## YOUR ASSIGNMENT
Please filter the entries and return only the lines that include "right".

· · · · · · ·

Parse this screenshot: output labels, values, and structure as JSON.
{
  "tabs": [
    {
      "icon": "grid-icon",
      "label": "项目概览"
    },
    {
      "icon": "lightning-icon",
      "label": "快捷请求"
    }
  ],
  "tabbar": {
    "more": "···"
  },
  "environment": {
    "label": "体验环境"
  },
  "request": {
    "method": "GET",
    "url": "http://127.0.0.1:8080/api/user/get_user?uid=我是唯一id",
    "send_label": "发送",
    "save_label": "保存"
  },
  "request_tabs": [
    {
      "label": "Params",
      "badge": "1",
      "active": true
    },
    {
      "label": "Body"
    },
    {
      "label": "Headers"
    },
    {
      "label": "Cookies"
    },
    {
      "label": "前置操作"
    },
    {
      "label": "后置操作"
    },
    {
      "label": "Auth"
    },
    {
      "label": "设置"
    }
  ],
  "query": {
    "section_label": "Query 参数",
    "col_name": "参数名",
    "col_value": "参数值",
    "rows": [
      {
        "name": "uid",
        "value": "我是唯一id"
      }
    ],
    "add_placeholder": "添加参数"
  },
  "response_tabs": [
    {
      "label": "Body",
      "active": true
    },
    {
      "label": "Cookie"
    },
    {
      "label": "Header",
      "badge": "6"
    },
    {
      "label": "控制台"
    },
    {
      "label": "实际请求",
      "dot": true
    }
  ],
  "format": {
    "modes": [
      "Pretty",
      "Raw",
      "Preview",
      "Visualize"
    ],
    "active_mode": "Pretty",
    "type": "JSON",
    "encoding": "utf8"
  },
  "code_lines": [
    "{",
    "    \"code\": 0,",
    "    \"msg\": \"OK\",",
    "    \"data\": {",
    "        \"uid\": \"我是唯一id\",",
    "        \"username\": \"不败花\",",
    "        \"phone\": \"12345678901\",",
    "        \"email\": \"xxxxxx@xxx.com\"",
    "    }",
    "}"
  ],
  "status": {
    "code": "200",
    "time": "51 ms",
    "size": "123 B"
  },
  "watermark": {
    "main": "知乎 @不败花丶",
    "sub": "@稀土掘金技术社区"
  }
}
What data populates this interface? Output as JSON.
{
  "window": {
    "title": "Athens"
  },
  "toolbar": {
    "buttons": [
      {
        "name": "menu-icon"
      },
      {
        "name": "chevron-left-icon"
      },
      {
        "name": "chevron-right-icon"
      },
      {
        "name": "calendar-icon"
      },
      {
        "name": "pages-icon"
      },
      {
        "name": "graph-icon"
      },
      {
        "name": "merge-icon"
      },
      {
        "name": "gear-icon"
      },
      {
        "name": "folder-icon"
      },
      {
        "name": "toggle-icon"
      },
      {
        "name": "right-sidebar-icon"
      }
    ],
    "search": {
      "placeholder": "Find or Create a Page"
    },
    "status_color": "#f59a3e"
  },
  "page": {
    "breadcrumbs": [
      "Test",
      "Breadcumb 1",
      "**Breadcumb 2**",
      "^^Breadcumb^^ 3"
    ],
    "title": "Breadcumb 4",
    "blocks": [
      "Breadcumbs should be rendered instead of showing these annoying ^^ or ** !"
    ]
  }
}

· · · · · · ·

## EXERCISE RESPONSE
        "name": "chevron-right-icon"
        "name": "right-sidebar-icon"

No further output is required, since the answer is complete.